Wednesday, April 9, 2008

Smooth as Silk?

I’m changing churches. Not religion, not even denomination, just churches. I’ve been a member of my current church for at least twenty-five years, so this will be a wrench. The problem is politics, and this might serve as a warning to anyone who does public speaking (including me): unless you are a politician or speaking at a political event, don’t let your political beliefs show. I don’t want to get into details, but I want to go on record as saying this has been a painful couple of years, and an excruciating couple of months. I was going to stand and fight (I know I’m not alone in my complaint), but last Sunday I went to a church in my own neighborhood and the relief was so enormous that I knew what I had to do.

Is somebody out there – somebody computer-savvy – looking for an interesting idea for a mystery series? Have I got a lead for you in this news story:

There are all kinds of ways this could have gone. Fortunately, it went the best way. But what if it hadn’t? Or what if this, the first one, went well, but a later one didn’t? That would be the first novel. Vigilantes always start off with the very best intentions, and they begin operations in a venue where police are, or are seen as, lax. It’s a very dangerous perception if allowed to fester, that the police are no longer able (or worse, willing) to act when honest citizens are victimized. This could be a very cool series, but it needs to be written by a young person, or someone who knows how to make computers do as they are told – in a way a reader perhaps not nearly as skilled (me, for example) could understand.

One of the marketing ideas we came up with for Thai Die is Thai silk. Getting some was a long and far more complicated job than I would ever have believed. Thailand does not make silk embroidery floss. Okay, I said, then we can use some of the silk they use in weaving. All we’ll need is a couple of balls of silk thread. I don’t know if it was the language barrier or if the silk manufacturers in Thailand didn’t believe why we wanted it, but it took months. I now have a cardboard box about fourteen inches square and six inches deep containing a large wad of gold-colored Thai silk thread. It doesn’t have the smooth texture of silk floss and I have discovered that’s because it’s wound, not spun. I’m not sure how it makes a difference, but in wound silk the cocoons are heated in water, then the end of the wrapping is found somehow and attached to a wooden bar. Then another cocoon, and another, and another are attached to bars arranged in a circle. The circle turns as it backs away and the thin strands are twisted together. That’s winding. Spinning is done on a wheel – though the wheel doesn’t look like what we think of as a spinning wheel.
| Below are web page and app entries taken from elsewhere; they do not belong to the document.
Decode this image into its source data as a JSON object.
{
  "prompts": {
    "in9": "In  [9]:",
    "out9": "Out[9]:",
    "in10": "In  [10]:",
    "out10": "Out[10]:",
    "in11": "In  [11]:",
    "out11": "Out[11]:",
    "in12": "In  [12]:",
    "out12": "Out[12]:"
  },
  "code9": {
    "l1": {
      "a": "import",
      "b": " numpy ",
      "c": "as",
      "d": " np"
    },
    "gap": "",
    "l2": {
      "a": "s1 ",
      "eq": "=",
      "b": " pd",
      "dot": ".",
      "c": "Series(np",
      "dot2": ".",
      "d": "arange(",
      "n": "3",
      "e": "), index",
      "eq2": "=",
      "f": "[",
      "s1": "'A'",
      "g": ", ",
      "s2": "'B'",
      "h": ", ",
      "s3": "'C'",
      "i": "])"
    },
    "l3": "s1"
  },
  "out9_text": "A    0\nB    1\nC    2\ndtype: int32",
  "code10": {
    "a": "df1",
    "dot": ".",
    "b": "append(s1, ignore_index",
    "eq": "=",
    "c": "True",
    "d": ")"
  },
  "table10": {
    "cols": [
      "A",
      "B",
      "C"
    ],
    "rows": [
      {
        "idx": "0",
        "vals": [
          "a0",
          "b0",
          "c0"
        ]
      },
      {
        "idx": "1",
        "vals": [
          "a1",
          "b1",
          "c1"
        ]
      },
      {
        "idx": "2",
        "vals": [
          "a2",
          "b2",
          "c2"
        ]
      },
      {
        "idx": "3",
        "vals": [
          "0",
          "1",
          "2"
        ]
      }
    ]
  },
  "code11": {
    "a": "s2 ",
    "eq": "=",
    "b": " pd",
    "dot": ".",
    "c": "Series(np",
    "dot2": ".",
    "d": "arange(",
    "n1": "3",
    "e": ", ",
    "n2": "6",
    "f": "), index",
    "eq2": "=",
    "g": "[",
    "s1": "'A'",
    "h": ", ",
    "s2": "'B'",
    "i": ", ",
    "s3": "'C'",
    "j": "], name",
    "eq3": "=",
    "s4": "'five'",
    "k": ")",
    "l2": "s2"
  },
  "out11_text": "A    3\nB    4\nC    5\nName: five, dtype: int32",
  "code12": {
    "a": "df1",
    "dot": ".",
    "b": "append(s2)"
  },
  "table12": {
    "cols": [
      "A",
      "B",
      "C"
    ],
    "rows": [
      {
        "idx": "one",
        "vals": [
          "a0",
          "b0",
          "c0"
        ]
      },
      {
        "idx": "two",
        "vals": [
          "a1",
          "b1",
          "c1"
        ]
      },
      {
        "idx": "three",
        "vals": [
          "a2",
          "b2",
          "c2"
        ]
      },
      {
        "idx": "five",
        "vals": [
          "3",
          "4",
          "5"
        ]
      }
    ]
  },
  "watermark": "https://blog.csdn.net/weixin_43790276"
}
I’m not sure why that makes a difference, but wound silk feels rougher and is inclined, when brushed up against more wound silk, to become firmly attached.

Anyway, what my designer, the sainted Denise Williams, has done, is come up with a design that calls, in part, for gold floss. And what we are going to do is offer people who come to my signings a free length of Thai gold silk to use in stitching the pattern. This is a unique product, not for sale anywhere. It’s also a little difficult to use, as its rough surface catches on everything, including tiny flaws in the stitcher’s fingers. But its sheen is unsurpassed.

Oh, and I am speaking of this now because I have been persuaded to bring some samples of it to the quilt show in Rosemont and the lecture in Palos Heights this weekend to give away to people who will then have to buy the book when it comes out in December in order to work the pattern.


caryn said...

Well, I don't know whether to be happy for you that you've found peace inthe new church, or sorry that you had to leave the one you were such a part of. It contastly amazes me at how "unchristian" most churches are when it comes to dealing with issues-especially of they involve money. We've been members of two different churches in two different states that underwent major renovations. Before the projects in each of the churches was complete, a substantial number of members had left the church and another group stayed mad for years. Come to think of it, in the last months of her 104 year life, my grandma was still complaining about a "slight" in the remodeling of the "German" church some 50 plus years before that removed "dedicated in memory of" windows.

Camille Minichino said...

On the vigilante thread ... I've always been fascinated by that motivation. (No I'm not young/savvy enough to work the computer end in a novel).
I recently saw Jodi Foster in The Brave One, where she turns vigilante after her fiance is murdered. This movie is a very interesting take on the psychology and the effects on everyone else.

BeadKnitter said...

So sorry about what you've been going through with your church. I know your pain, having went through it myself.

I just finished Knitting Bones and wanted to tell you I have really enjoyed it. Your books are entertaining. I got hooked on them when I had my own needle craft shop. I could so relate to Betsy, which was important at the time because I needed her in my life. Unfortunately, I had to close my shop in January of 2006.

Am looking forward to Thai Die. Thank you for writing your wonderful stories.

Anonymous said...

We just learned yesterday of the many changes to take place in the Archdiocese of New Orleans as a result of hurricane Katrina. Over thirty churches will be forever changed whether by closing, merging or sharing church officials. Many people are simply grief stricken.